- What is needed -
Copy each line below that has "title".

◆ ◆ ◆ ◆ ◆

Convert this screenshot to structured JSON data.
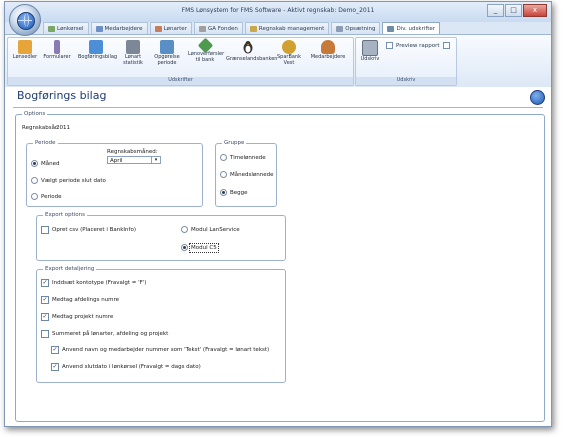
{
  "window": {
    "title": "FMS Lønsystem for FMS Software - Aktivt regnskab: Demo_2011",
    "buttons": [
      "_",
      "□",
      "x"
    ]
  },
  "tabs": [
    {
      "label": "Lønkørsel",
      "color": "#7aa66a"
    },
    {
      "label": "Medarbejdere",
      "color": "#6b8fc6"
    },
    {
      "label": "Lønarter",
      "color": "#c77d5a"
    },
    {
      "label": "GA Fonden",
      "color": "#a0a0a0"
    },
    {
      "label": "Regnskab management",
      "color": "#cba64a"
    },
    {
      "label": "Opsætning",
      "color": "#8b9db5"
    },
    {
      "label": "Div. udskrifter",
      "color": "#6d8ca8"
    }
  ],
  "ribbon": {
    "group1": {
      "label": "Udskrifter",
      "buttons": [
        {
          "label": "Lønsedler",
          "icon": "people-icon",
          "color": "#e6a53a"
        },
        {
          "label": "Formularer",
          "icon": "form-icon",
          "color": "#8a7bb8"
        },
        {
          "label": "Bogføringsbilag",
          "icon": "ledger-icon",
          "color": "#4d8fd6"
        },
        {
          "label": "Lønart statistik",
          "icon": "printer-icon",
          "color": "#7c8798"
        },
        {
          "label": "Opgørelse periode",
          "icon": "document-icon",
          "color": "#5a8fc5"
        },
        {
          "label": "Lønoverførsler til bank",
          "icon": "money-icon",
          "color": "#4e9a4e"
        },
        {
          "label": "Grænselandsbanken",
          "icon": "penguin-icon",
          "color": "#333333"
        },
        {
          "label": "SparBank Vest",
          "icon": "bank-icon",
          "color": "#d0a030"
        },
        {
          "label": "Medarbejdere",
          "icon": "person-icon",
          "color": "#c7793a"
        }
      ]
    },
    "group2": {
      "label": "Udskriv",
      "print_label": "Udskriv",
      "preview_label": "Preview rapport"
    }
  },
  "page": {
    "title": "Bogførings bilag",
    "options_label": "Options",
    "regnskabsaar_label": "Regnskabsår:",
    "regnskabsaar_value": "2011"
  },
  "periode": {
    "title": "Periode",
    "radios": [
      {
        "label": "Måned",
        "selected": true
      },
      {
        "label": "Vælgt periode slut dato",
        "selected": false
      },
      {
        "label": "Periode",
        "selected": false
      }
    ],
    "month_label": "Regnskabsmåned:",
    "month_value": "April"
  },
  "gruppe": {
    "title": "Gruppe",
    "radios": [
      {
        "label": "Timelønnede",
        "selected": false
      },
      {
        "label": "Månedslønnede",
        "selected": false
      },
      {
        "label": "Begge",
        "selected": true
      }
    ]
  },
  "export_options": {
    "title": "Export options",
    "checkbox": {
      "label": "Opret csv (Placeret i BankInfo)",
      "checked": false
    },
    "radios": [
      {
        "label": "Modul LanService",
        "selected": false
      },
      {
        "label": "Modul C5",
        "selected": true
      }
    ]
  },
  "export_detail": {
    "title": "Export detaljering",
    "checks": [
      {
        "label": "Inddsæt kontotype  (Fravalgt = 'F')",
        "checked": true
      },
      {
        "label": "Medtag afdelings numre",
        "checked": true
      },
      {
        "label": "Medtag projekt numre",
        "checked": true
      },
      {
        "label": "Summeret på lønarter, afdeling og projekt",
        "checked": false
      },
      {
        "label": "Anvend navn og medarbejder nummer som 'Tekst' (Fravalgt = lønart tekst)",
        "checked": true
      },
      {
        "label": "Anvend slutdato i lønkørsel (Fravalgt = dags dato)",
        "checked": true
      }
    ]
  }
}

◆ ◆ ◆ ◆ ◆

- Solution for this task -
    "title": "FMS Lønsystem for FMS Software - Aktivt regnskab: Demo_2011",
    "title": "Bogførings bilag",
    "title": "Periode",
    "title": "Gruppe",
    "title": "Export options",
    "title": "Export detaljering",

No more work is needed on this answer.